“There is a lot of content that you may not have thought about for a live broadcast,” Shaw added. “There are actually plenty of pieces of content. Whether it’s Steph Curry doing a three-point barrage during pregame [warm-ups] or players running onto the field, those are big, meaningful moments that people want to see. It’s not necessarily something they want on the big screen; it’s something they want to take out of their pocket and watch intimately.”
In addition to an in-depth look at Facebook Live, Shaw provided an overview of the latest developments from the social-media giant: new platforms like Instant Articles, Oculus Rift VR and 360 video, Facebook/Instagram VOD, and Sports Stadium. He also noted new tools for sports-media organizations: branded content, rights management, a video tab, and leveraging Facebook’s API.
In addition to an opening panel featuring top producers and directors telling tales from the front bench, industry leaders discussed how to build and maintain a conference digital network, storage/archiving and asset-management challenges, venue videoboard production and in-stadium fan engagement, and how to create short-form video content for a changing social-media landscape. The Summit’s opening day also featured a pair of technology case studies from Elemental Technologies and JVC, as well as Storytellers Stage presentations by Big Ten Network (on its production of The Journey docuseries) and Pac-12 Networks (Oregon Men’s Basketball piece).

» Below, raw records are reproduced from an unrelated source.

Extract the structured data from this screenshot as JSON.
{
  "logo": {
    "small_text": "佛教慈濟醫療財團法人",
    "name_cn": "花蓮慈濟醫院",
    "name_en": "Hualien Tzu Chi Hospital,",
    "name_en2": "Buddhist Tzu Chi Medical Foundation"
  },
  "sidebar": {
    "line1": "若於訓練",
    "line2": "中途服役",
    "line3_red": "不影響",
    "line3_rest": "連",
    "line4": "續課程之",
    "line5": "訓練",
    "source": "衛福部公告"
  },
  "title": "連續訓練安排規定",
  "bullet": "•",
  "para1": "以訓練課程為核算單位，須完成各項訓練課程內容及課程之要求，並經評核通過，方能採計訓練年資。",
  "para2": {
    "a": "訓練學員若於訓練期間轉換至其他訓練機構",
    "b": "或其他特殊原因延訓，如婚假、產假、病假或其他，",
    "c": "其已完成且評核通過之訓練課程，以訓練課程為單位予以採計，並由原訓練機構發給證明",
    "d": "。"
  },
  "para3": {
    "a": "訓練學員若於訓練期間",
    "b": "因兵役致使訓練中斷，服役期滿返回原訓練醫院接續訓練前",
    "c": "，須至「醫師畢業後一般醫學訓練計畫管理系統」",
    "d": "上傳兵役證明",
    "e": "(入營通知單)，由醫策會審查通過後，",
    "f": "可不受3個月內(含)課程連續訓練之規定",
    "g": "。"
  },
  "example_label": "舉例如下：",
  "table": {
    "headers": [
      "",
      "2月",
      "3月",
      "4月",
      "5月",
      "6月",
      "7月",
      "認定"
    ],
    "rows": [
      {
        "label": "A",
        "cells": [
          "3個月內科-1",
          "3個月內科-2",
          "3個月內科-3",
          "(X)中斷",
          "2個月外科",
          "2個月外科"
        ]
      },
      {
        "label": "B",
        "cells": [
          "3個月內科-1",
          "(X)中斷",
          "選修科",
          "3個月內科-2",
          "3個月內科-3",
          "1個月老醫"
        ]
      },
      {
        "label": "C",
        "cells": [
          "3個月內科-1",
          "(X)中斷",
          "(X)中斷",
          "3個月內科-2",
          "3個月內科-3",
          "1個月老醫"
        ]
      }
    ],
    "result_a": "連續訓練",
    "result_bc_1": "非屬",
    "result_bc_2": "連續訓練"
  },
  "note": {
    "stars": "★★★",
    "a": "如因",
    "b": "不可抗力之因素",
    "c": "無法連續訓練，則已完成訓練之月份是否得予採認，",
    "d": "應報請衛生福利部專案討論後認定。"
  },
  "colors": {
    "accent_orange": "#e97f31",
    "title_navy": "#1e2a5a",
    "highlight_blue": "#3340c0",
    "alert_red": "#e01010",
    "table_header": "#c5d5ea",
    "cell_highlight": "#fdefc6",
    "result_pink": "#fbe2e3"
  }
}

The Day 2 program was headlined by America East Conference Commissioner Amy Huchthausen (recently named one of Sports Business Journal’s 40 Under 40), whose keynote speech focused on how video is core to America East’s strategy and how a mid-major conference can shine in the crowded digital-media landscape.
Huchthausen acknowledged that in a crowded sports market in the northeast U.S., America East faces an uphill battle in getting its video content and brand out to the masses. As a result, the conference has focused on building out its digital network and social media presence with content that appeals directly to America East fans.
Friday morning’s sessions also included a Case Study highlighting Clemson’s Social Video workflow at the CFP National Championship Game and a technology case study by EVS centered on The Live Connected Campus. And the schedule featured two specialized workshop tracks: The Content Evolution: New World Strategies In Video Creation and Roll Up Your Sleeves: Critical Conversations in Production.
In addition to the informational sessions and case studies, attendees were treated to networking opportunities with their peers and the chance to check out the latest from more than 40 of the world’s top video-technology developers. Among them was the event’s Title Sponsor, Ross Video.
“When you look at the last five years, the [college-video industry] has really upped their game, and Ross Video is happy to be a part of it,” said Ross Video CEO David Ross during opening comments. “Another great thing is, so many of your students are currently using products like our Carbonite switchers and Xpression graphics. So, once they graduate, there is already this huge group of people who will be able to enter the Open Truck Ross mobile environment and get jobs right away and know what they’re doing. That’s a win-win for everybody.”
The SVG College Sports Summit has grown into the annual destination for professionals in college sports video. Attendees were welcomed at the Opening Night Reception at the College Football Hall of Fame, were honored for their work at the SVG/NACDA College Sports Media Awards, and had the opportunity to see the technology behind the scenes at CNN Studios.